"We will definitely contact references," including candidates' supervisors, peers, and subordinates, says Clayton. "And we will, if appropriate, also check public records for civil and criminal litigation [with the client's and the candidate's knowledge]."
Hofman notes that the Internet has made this easier, especially for smaller companies without any human resource personnel. "Companies are getting much more aggressive about doing a background check, checking the legal database, and seeing if the person has been involved in any big lawsuits," he says.
The best thing to do is compare the reference list against the résumé, looking for omissions, and whenever you speak to a listed reference, ask them if someone else at the company might be able to offer additional insight.
ASK THE RIGHT QUESTIONS
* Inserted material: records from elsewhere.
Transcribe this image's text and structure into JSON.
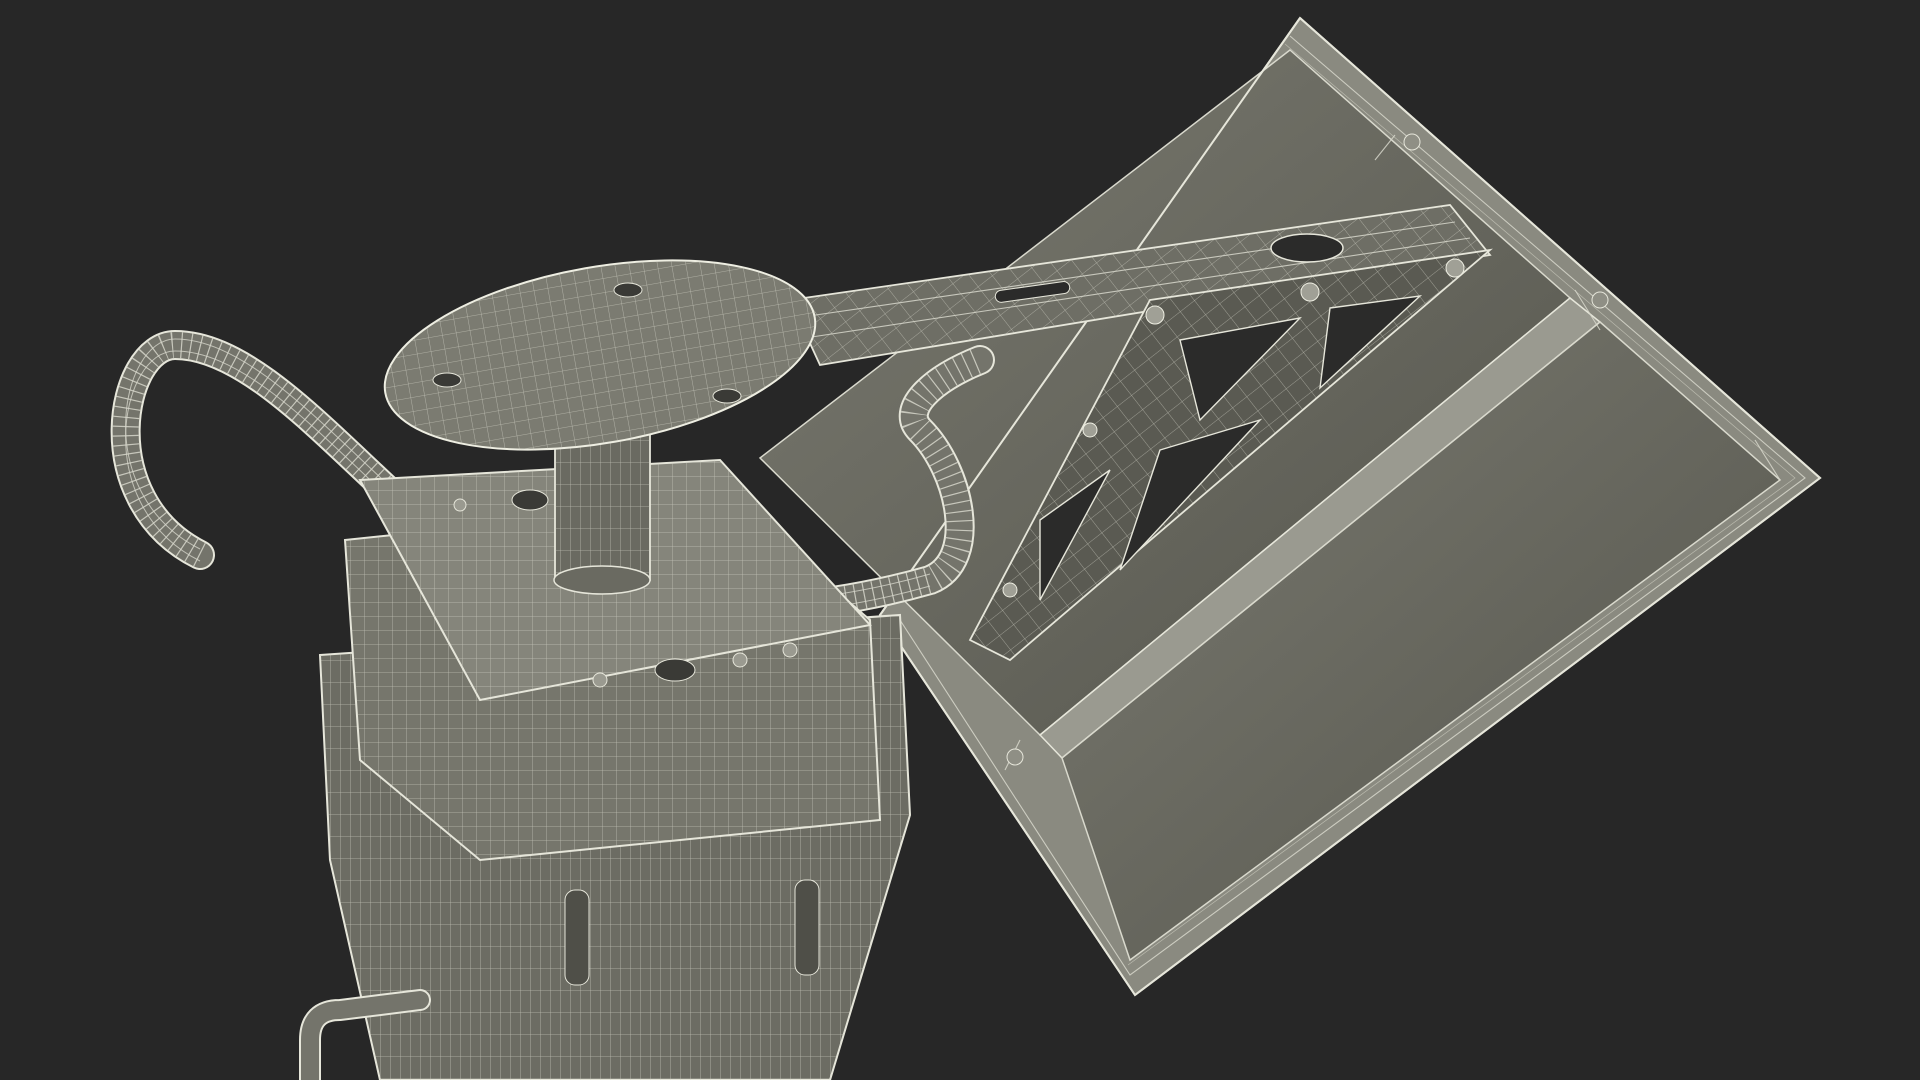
{
  "scene": {
    "background_color": "#272727",
    "mesh_fill_color": "#6c6c63",
    "mesh_dark_fill_color": "#4f4f48",
    "wire_color": "#d8d8cc",
    "objects": [
      {
        "name": "stand-base-body",
        "label": ""
      },
      {
        "name": "seat-disc",
        "label": ""
      },
      {
        "name": "tube-handle",
        "label": ""
      },
      {
        "name": "support-arm",
        "label": ""
      },
      {
        "name": "truss-bracket",
        "label": ""
      },
      {
        "name": "solar-panel-frame",
        "label": ""
      }
    ]
  }
}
During the interview, use ethics-based and self-descriptive questions to get to the character issue. Adrian Gostic, head of marketing for O.C. Tanner, an employee recognition company that recently won a national award for its ethical practices, coauthored the book The Integrity Advantage. His favorite question is, "Tell us about a time when you were asked to compromise your ethics." This can yield very informative answers, and "if they have trouble answering," says Tanner, "it's a red flag, because at the very least it means they've never given any thought to the ethics issue."
Clayton recommends these self-descriptive questions:
Take me behind the decisions for your career moves.
Who is the best CEO you have ever worked for and why?
Describe yourself. With this one Clayton cautions, "If the candidate sprinkles the conversation with how honest they are, beware. Generally, people who are honest don't talk about it repeatedly."